    Brands, reliabilty, support
  • PCWorld: Desktop PC Reliability and Satisfaction
  • Readers' Choice Awards 2018: Laptops and Desktops from
  • My personal experience: I use several Windows computers daily, laptops and desktops, (as well as several different Android tablets, an Ipad, Android phone, and Kindle ereader). All my current working machines, desktop and laptop, are HP (purchased from either Staples or Best Buy) because they were the cheapest for the performance at the time and their reliability has been outstanding. My HP support experience is limited to use of their support web site, which is excellent (choosing from excellent, good, fair, poor). Here is the support page for my 4-year old HP laptop for instance. Dell's support site is also in the same class. If you can find your Service Tag Number for your Dell or Serial Number for your HP you are likely to find all the information (and drivers, etc.) you could ever need about your computer, regardless of its age.
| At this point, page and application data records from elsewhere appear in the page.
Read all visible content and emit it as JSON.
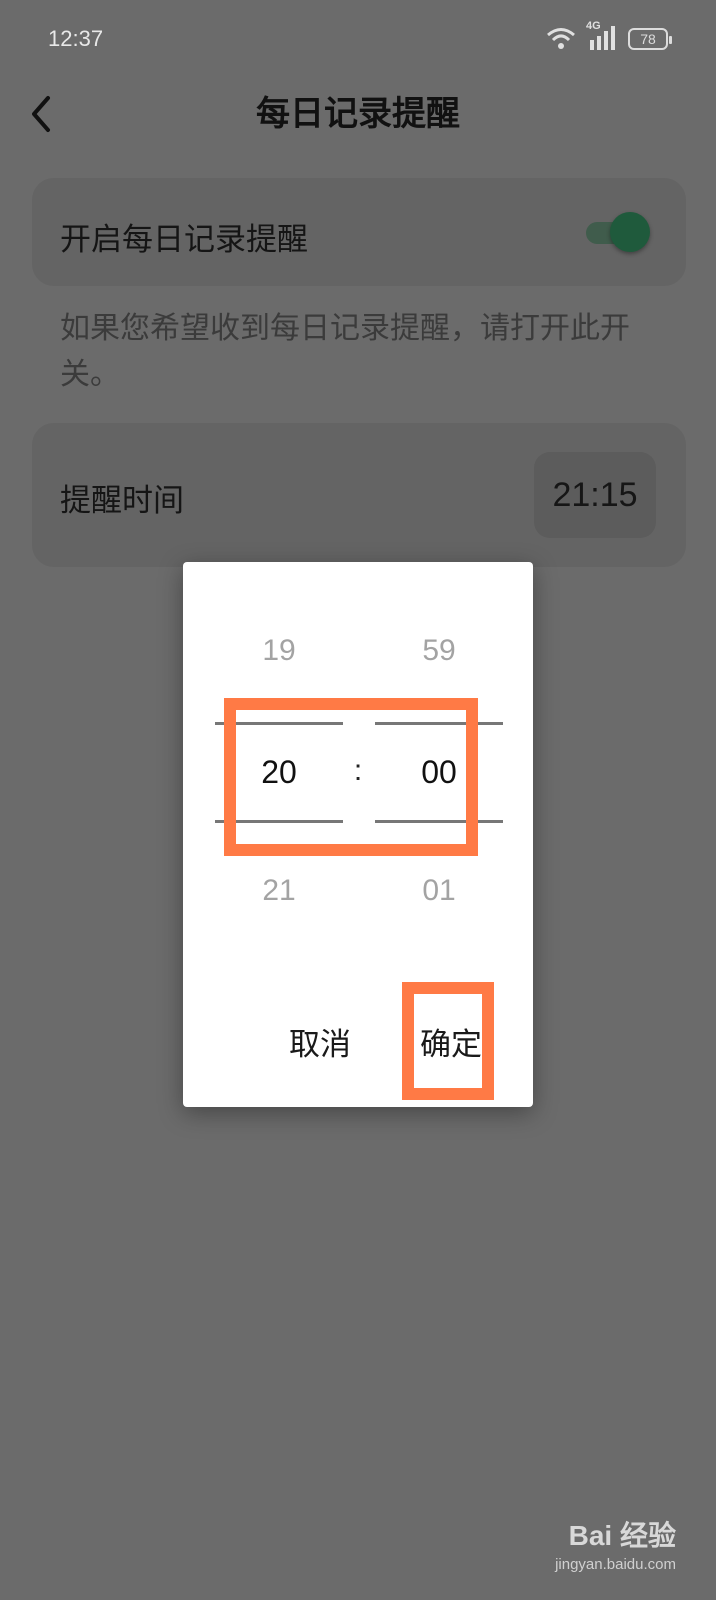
{
  "status_bar": {
    "time": "12:37",
    "network": "4G",
    "battery": "78",
    "icons": [
      "wifi-icon",
      "cellular-signal-icon",
      "battery-icon"
    ]
  },
  "header": {
    "title": "每日记录提醒",
    "back_icon": "chevron-left-icon"
  },
  "toggle_card": {
    "label": "开启每日记录提醒",
    "enabled": true
  },
  "hint_text": "如果您希望收到每日记录提醒，请打开此开关。",
  "time_card": {
    "label": "提醒时间",
    "value": "21:15"
  },
  "time_picker_dialog": {
    "hour": {
      "prev": "19",
      "current": "20",
      "next": "21"
    },
    "minute": {
      "prev": "59",
      "current": "00",
      "next": "01"
    },
    "separator": ":",
    "cancel_label": "取消",
    "confirm_label": "确定"
  },
  "watermark": {
    "logo": "Bai 经验",
    "url": "jingyan.baidu.com"
  },
  "colors": {
    "overlay_background": "#6b6b6b",
    "highlight": "#ff7a45",
    "toggle_accent": "#1f5a3c",
    "dialog_background": "#ffffff"
  }
}
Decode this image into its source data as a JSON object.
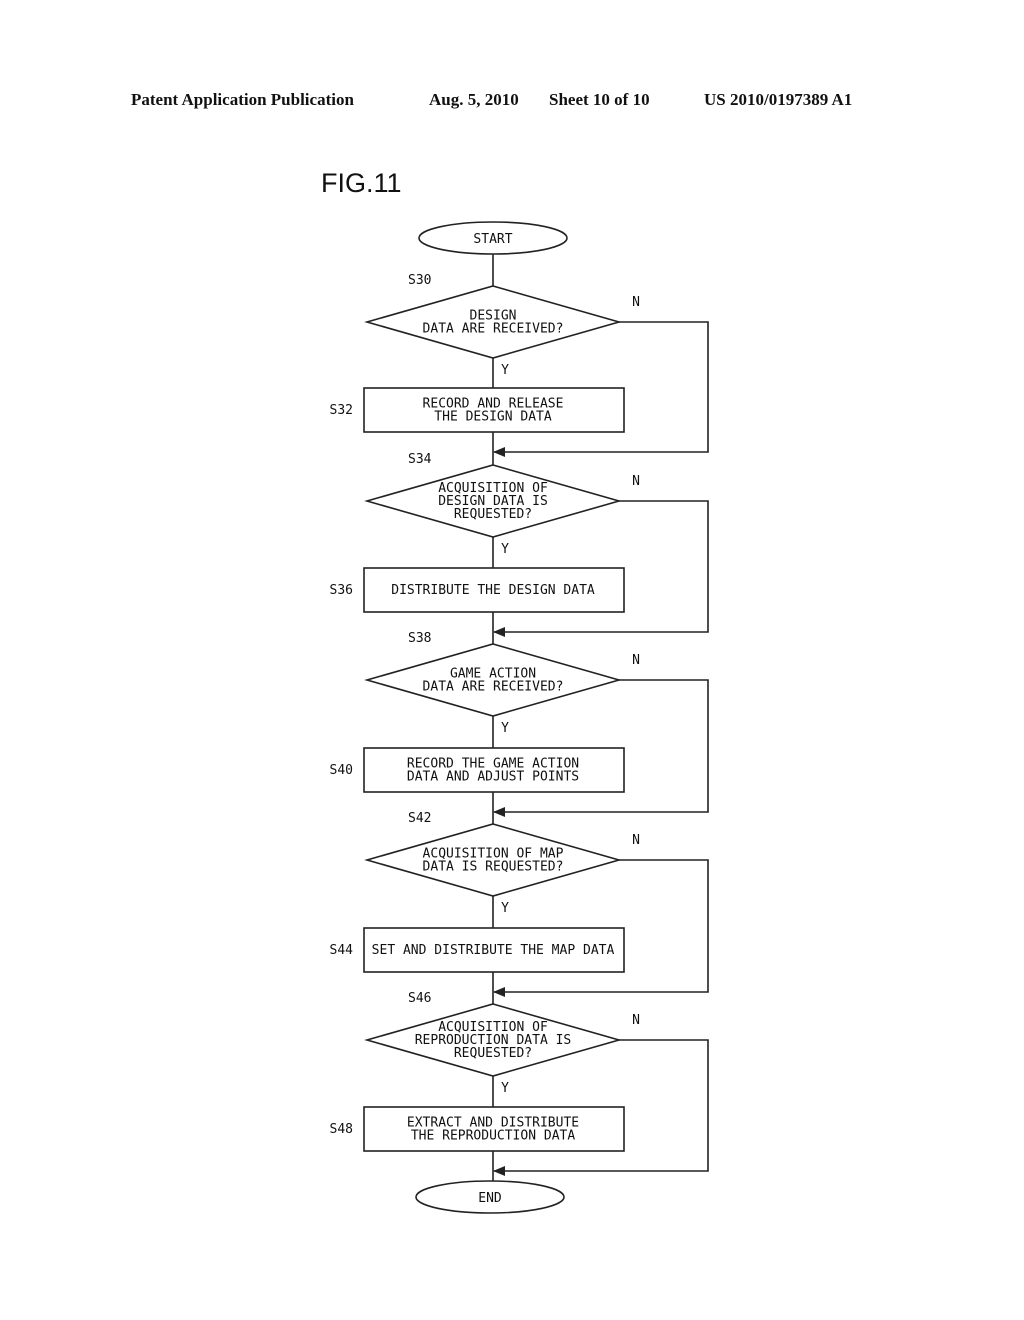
{
  "header": {
    "publication": "Patent Application Publication",
    "date": "Aug. 5, 2010",
    "sheet": "Sheet 10 of 10",
    "number": "US 2010/0197389 A1"
  },
  "figure": {
    "title": "FIG.11",
    "start_label": "START",
    "end_label": "END",
    "yes_label": "Y",
    "no_label": "N",
    "steps": [
      {
        "id": "S30",
        "type": "decision",
        "lines": [
          "DESIGN",
          "DATA ARE RECEIVED?"
        ]
      },
      {
        "id": "S32",
        "type": "process",
        "lines": [
          "RECORD AND RELEASE",
          "THE DESIGN DATA"
        ]
      },
      {
        "id": "S34",
        "type": "decision",
        "lines": [
          "ACQUISITION OF",
          "DESIGN DATA IS",
          "REQUESTED?"
        ]
      },
      {
        "id": "S36",
        "type": "process",
        "lines": [
          "DISTRIBUTE THE DESIGN DATA"
        ]
      },
      {
        "id": "S38",
        "type": "decision",
        "lines": [
          "GAME ACTION",
          "DATA ARE RECEIVED?"
        ]
      },
      {
        "id": "S40",
        "type": "process",
        "lines": [
          "RECORD THE GAME ACTION",
          "DATA AND ADJUST POINTS"
        ]
      },
      {
        "id": "S42",
        "type": "decision",
        "lines": [
          "ACQUISITION OF MAP",
          "DATA IS REQUESTED?"
        ]
      },
      {
        "id": "S44",
        "type": "process",
        "lines": [
          "SET AND DISTRIBUTE THE MAP DATA"
        ]
      },
      {
        "id": "S46",
        "type": "decision",
        "lines": [
          "ACQUISITION OF",
          "REPRODUCTION DATA IS",
          "REQUESTED?"
        ]
      },
      {
        "id": "S48",
        "type": "process",
        "lines": [
          "EXTRACT AND DISTRIBUTE",
          "THE REPRODUCTION DATA"
        ]
      }
    ]
  }
}
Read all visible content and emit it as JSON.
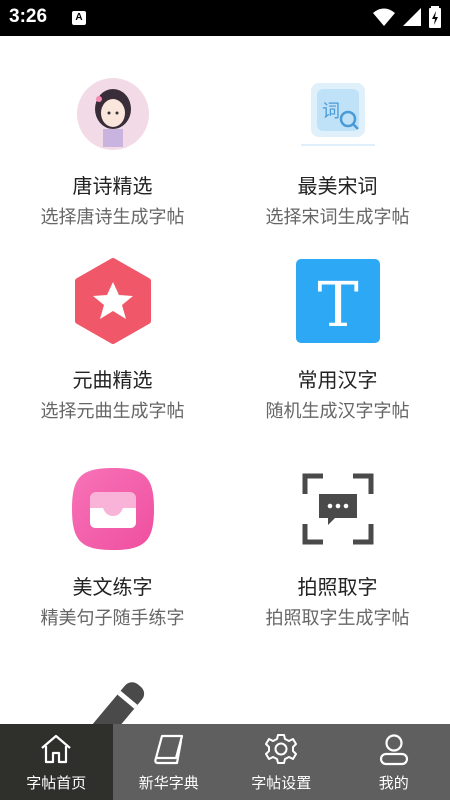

  • Enough with my partiality for HP products. In general Dell and Lenovo (formerly IBM's PC division) represent good values. You may find that a model from Asus or Acer may also be a good choice. In any case...
  • Always research a model via Google - check both user and editorial revews before purchase. A particular model may sound good, but the reviews may note a significant defect, e.g., a poor track pad or screen on a notebook.
    Where to find bargains
    Buy local (Staples, Best Buy, Walmart) or online?
    My preference for computer purchases is to buy locally so if I am not happy I can return it without any trouble. Staples has a 14 day return policy, Walmart's is 15 days, BestBuy's is 15 days.
    Often you can find local stores have sales that are quite competitive with online shopping.
    Typical online return period is 30 days (e.g., Amazon). You may have to pay return shipping and/or a restocking fee to return computers purchased online.
    The following sites will help find the best deals, often even on in-store items.
    Some special in-store only deals may not be advertised online.
  • Best deals of the day by category
  • SlickDeals members comment on and give thumbs up or down on deals - sometimes good to know infomation in the forum threads
  • Best deals of the day by category
  • Rates deal by "hotness" and price comparison info
  • Excellent site for researching Black Friday deals - they say they are "the official site for all of the 2018 Black Friday ads as they are reported to us during this holiday shopping season. As we get closer to Black Friday 2018, we will be posting sale information along with Black Friday ad scans."